Texas Standard: June 27, 2018

A court order: the government has 30 days to reunite families separated at the border…and it appears some big changes are already happening, we’ll have the latest. Also, a surprise upset win by a socialist candidate over a high ranking congressman in New York’s primaries last night is reverberating across the country. What about right here in our own back yard? Ed Espinosa of Progress Texas on the future of Texas Democrats. Also, we’re number 2? Not for long. What’s happening in west Texas right now is set to make the U.S. the top oil producer in the world, perhaps sooner than anyone thinks. And getting kids to engage in art by harnessing their brainwaves…just another day at summer camp? Those stories and more today on the Texas Standard:

Texas Standard: March 29, 2018
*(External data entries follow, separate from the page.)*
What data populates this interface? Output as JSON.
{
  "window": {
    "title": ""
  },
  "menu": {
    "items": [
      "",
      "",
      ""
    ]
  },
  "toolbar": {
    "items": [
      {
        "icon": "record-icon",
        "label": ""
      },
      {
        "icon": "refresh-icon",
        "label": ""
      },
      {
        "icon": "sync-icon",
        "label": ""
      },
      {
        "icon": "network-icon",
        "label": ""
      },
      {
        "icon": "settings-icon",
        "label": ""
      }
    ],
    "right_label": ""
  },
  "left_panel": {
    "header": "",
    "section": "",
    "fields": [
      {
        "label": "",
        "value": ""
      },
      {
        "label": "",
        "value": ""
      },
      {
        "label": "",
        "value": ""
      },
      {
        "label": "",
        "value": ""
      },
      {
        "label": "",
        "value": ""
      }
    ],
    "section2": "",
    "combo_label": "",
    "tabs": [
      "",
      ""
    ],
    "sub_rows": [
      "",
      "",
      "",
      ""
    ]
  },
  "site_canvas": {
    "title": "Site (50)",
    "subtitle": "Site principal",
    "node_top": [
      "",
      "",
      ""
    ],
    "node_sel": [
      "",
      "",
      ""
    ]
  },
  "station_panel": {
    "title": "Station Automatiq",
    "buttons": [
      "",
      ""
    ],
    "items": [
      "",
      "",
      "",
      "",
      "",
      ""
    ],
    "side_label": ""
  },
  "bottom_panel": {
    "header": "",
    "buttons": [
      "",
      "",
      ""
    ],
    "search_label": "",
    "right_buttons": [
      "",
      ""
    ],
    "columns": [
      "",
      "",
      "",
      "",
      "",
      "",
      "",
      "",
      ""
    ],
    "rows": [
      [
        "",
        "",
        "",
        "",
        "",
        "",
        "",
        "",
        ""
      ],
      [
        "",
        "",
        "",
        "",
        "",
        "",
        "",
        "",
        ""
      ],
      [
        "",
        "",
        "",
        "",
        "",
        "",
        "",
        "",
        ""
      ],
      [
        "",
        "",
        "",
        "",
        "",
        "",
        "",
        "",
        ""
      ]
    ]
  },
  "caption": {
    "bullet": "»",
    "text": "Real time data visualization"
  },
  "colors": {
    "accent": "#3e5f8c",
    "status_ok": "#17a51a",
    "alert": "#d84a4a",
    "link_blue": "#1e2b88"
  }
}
Shakeup at the V-A: Texas is home to the second largest population of veterans in the U.S. We’ll explore what changes at the top could mean. Also, some Texas city and county leaders want the option to change open meeting rules in an emergency. We’ll look at why they’re pointing to Harvey as evidence. And you’ve heard of Bitcoin, but do you understand how crypto-currency actually works? We’ll ask our tech expert about the basics and why some see it as a bubble waiting to bust. And the Mexican game that’s gaining new fans. A look at the history of Loteria. Those stories and so much more today on the Texas Standard: